 Given the record before us and the “considerable judicial flexibility in the execution of bail[,]” DeWees, 180 N.E.3d at 268, we conclude that the trial court's decision denying Parish's motion for a bond reduction is not clearly against the logic and effect of the facts and circumstances before the court. Because the trial court did not abuse its discretion, we affirm the trial court's judgment. See Medina v. State, 188 N.E.3d 897, 907 (Ind. Ct. App. 2022) (explaining that “[o]ur [Indiana] Supreme Court's decision in DeWees makes clear the broad discretion trial courts possess in bail decisions”).
1. The charging information and probable cause affidavit allege that Parish broke and entered a residence by forcing open the front door. Specifically, he broke the glass on the door and bent the frame. Parish then ransacked the house and took items, including a coin collection, jewelry, and lamp, back to his own house. Parish's wife discovered these items, as well as other items that did not belong to her or Parish, and asked Parish about them. Parish's wife later consented to a search of their house and told police that Parish used drugs and that she had seen drugs in their house. The police discovered drugs, syringes, and paraphernalia.
2. While the probation report indicated that Parish had last worked in March 2019, Parish stated during the initial hearing that he had been unemployed “since Covid began[,]” which would be March 2020. (Tr. Vol. 2 at 12). Thus, Parish had been unemployed for a minimum of two years.

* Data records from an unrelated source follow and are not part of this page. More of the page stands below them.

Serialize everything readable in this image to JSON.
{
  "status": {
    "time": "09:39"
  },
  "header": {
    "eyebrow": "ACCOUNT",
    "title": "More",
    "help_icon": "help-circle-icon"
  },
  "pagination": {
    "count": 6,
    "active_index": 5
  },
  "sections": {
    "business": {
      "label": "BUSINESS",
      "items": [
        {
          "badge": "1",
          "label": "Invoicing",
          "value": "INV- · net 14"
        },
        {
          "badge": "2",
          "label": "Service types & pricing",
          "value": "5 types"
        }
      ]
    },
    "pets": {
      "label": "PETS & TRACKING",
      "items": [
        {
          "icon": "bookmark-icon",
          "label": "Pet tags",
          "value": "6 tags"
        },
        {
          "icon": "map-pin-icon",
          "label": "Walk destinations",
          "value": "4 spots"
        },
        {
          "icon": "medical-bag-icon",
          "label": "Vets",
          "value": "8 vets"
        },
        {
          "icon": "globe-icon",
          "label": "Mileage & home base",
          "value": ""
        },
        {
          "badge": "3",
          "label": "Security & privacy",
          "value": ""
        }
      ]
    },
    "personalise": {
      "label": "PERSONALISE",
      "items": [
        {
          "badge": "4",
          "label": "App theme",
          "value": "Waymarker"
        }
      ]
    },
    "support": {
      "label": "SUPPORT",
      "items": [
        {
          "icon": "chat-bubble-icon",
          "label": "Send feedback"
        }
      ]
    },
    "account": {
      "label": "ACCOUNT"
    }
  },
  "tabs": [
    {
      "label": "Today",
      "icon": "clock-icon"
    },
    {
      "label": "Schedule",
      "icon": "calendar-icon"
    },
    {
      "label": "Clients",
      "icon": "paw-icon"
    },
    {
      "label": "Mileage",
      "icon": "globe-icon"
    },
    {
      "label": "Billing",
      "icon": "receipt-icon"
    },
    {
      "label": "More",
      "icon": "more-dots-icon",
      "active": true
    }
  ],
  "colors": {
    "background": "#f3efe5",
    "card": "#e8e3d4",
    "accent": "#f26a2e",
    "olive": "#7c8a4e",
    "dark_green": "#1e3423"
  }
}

3. The IRAS is the Indiana Risk Assessment System's Pretrial Assessment Tool. See DeWees v. State, 180 N.E.3d 261, 266 (Ind. 2022).
4. Indiana Code § 35-33-8-3.8 provides, in part, that “[a] court shall consider the results of the Indiana pretrial risk assessment system (if available) before setting or modifying bail for an arrestee.” I.C. § 35-33-8-3.8(a). See also Ind. Crim. Rule 26(B) (“In determining whether an arrestee presents a substantial risk of flight or danger to self or other persons or to the public [on pretrial release], the court should utilize the results of an evidence-based risk assessment approved by the Indiana Office of Court Services, and such other information as the court finds relevant.”)
Vaidik, J., and Bradford, J., concur.